Here’s the link to the newsletter. I didn’t know whether to link it to “the link”, “Here’s” or “newsletter” so I did it for everything. To those who’ve voluntarily subscribed already, THANK YOU SO MUCH. You kill me, not literally.
Strained yogurt, elaichi (cardamom) granola with pistachios, fresh figs and honey
Any fresh fruit or ready-made granola or yogurt will work in this recipe. I’ve posted this recipe for those who’d like to try making granola on a stove. A majority of homes in India don’t have ovens and toast all their grains and spices on the stove. This felt natural.
As for the yogurt, if you’ve not heard of shrikhand, this is an introduction to it. Whenever I ate it, I could only manage a spoonful. It was too sweet for me and never sour enough. What I loved was the creamy, spreadable consistency – something you get by separating the curds from the whey. Shrikhand is traditionally flavoured with cardamom and sugar. To make it fancier, crushed almonds or pistachios and saffron may be added. It’s sometimes served with mango (amrakhand) and hot puri. In case you were wondering, it’s a dessert popular in the west Indian states of Maharashtra and Gujarat.

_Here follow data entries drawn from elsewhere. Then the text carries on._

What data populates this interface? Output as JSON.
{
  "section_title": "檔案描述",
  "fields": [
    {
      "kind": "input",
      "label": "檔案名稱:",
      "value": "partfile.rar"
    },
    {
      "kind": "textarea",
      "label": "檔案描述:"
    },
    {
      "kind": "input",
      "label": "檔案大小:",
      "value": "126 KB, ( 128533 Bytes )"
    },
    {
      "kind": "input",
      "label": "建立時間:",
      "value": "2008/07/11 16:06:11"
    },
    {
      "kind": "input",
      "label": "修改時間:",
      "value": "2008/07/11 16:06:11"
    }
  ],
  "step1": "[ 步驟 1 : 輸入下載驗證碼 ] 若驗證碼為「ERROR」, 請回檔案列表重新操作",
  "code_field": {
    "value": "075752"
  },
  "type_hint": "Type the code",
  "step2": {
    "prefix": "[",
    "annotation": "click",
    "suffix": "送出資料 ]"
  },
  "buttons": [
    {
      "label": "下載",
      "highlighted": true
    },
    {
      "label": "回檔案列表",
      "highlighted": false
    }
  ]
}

I used figs because no lie – my favourite flavour of Natural (ice cream of Juhu Scheme!) ice-cream is anjeer (fig)
For the strained vanilla yogurt
- 1 tub (680 gms/24 oz) plain full fat Greek yogurt
- 2 whole vanilla beans or 1 tsp real vanilla extract
Line a fine mesh strainer or colander with a double layer of muslin/cheesecloth and place over a large bowl. Make sure the bottom of the strainer stays separate from the bottom of the bowl so the curds and whey don’t touch. You can also tie the cheesecloth into a bundle and hang it from a ladle over a bowl. The pressure will help it drain better.
Let it sit in the fridge overnight until most of the whey has drained out from the yogurt and collected in the bowl below. Lightly squeeze the cheesecloth to get rid of the last bits of whey. Add the yogurt to another bowl. Save the whey for a curry/soup or discard.
Using a pairing knife, split the vanilla bean in half length-wise and use the back of the knife to scrape the vanilla seeds into the yogurt. Stir to combine and set aside.
If using vanilla extract instead of whole beans, add it to the drained yogurt and stir to combine.
For the stovetop cardamom granola
- 1 cup rolled oats
- 1/4 cup hazelnuts
- 1/2 cup pistachios
- 1/4 cup pumpkin seeds
- 1 1/2 tsp ground cardamom seeds
- 1 stick of cinnamon (optional)
- 2 tbsp coconut oil
- 2 tbsp dark brown sugar
- Pinch of salt
Heat a skillet on medium heat and add the oats, nuts and seeds to it. Toast them, stirring frequently until the oats turn light brown and the seeds start to crackle. This should take about 5-7 minutes.
Take the skillet off the heat and add the coconut oil, sugar and salt. Toss well to coat the oats. Put the skillet back on the stove and continue to stir, allowing the mixture to turn a deeper golden colour. Do this for 4-5 minutes. It goes from warm to burnt quite fast so keep an eye on it.
Pour the granola on a baking sheet and let it cool completely. You can add in coconut or any dried fruit at this point.
- 1/2 pint figs
- Fresh thyme (optional)
Layer a small mug with chilled yogurt, fresh figs (or fruit of your choice), granola, and honey. Garnish with fresh thyme before serving